What the task asks: Search the records that follow and extract every line containing the string "disc".

** Provided entries follows **

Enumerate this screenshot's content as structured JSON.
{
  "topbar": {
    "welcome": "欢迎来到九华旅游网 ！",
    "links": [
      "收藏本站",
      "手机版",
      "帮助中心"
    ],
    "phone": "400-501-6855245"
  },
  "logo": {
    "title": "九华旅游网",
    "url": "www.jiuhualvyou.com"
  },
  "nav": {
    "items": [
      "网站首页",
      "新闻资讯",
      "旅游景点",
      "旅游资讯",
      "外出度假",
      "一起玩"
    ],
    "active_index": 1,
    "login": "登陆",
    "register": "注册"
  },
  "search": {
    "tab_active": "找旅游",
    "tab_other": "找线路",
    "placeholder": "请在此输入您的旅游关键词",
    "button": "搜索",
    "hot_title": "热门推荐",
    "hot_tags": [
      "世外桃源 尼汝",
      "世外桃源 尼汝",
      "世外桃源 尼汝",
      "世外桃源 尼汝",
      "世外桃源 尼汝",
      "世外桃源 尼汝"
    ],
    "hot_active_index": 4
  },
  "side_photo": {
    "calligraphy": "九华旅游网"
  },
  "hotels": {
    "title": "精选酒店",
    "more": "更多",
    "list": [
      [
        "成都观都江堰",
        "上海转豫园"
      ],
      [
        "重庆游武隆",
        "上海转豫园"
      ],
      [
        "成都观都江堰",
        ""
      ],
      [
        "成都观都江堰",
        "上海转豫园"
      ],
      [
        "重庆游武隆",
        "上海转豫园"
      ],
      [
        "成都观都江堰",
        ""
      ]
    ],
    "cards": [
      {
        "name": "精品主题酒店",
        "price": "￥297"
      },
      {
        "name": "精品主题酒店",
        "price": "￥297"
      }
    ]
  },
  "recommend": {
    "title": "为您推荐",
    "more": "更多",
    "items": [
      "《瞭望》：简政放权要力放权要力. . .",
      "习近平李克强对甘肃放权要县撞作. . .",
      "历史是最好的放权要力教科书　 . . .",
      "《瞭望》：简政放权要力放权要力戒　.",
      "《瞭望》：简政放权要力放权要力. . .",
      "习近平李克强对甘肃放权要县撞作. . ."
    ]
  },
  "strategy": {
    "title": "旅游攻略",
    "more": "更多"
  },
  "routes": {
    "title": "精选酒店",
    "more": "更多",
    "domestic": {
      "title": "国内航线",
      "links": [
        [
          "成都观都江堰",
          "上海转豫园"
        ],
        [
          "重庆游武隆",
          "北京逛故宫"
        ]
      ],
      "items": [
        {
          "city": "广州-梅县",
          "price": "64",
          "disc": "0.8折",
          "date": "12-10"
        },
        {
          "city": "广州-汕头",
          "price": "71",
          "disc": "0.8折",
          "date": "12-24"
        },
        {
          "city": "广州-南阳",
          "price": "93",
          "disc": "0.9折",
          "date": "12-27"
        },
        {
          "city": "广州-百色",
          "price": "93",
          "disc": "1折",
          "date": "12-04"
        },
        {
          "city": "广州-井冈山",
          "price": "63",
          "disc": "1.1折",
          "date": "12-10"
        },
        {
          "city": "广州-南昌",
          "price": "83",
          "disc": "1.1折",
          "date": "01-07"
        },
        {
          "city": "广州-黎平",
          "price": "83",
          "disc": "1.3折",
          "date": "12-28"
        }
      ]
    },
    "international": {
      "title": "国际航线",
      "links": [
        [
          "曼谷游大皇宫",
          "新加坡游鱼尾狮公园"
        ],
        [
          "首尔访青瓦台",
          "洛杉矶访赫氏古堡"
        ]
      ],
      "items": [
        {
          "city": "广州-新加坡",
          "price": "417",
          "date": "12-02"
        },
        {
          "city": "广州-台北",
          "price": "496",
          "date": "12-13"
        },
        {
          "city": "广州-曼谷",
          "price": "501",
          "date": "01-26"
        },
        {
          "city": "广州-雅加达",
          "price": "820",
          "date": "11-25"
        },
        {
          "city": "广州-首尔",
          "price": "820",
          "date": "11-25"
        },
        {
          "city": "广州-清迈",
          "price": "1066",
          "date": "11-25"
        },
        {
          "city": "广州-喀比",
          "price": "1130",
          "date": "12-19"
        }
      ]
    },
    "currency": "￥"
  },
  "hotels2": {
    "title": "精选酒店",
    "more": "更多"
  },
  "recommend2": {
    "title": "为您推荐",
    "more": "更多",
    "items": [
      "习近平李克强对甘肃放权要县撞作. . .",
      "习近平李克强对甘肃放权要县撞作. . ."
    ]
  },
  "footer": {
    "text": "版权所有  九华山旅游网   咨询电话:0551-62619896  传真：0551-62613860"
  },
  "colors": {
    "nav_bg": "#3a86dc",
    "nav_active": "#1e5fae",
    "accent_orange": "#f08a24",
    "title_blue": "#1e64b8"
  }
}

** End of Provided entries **

Response area:
          "disc": "0.8折",
          "disc": "0.8折",
          "disc": "0.9折",
          "disc": "1折",
          "disc": "1.1折",
          "disc": "1.1折",
          "disc": "1.3折",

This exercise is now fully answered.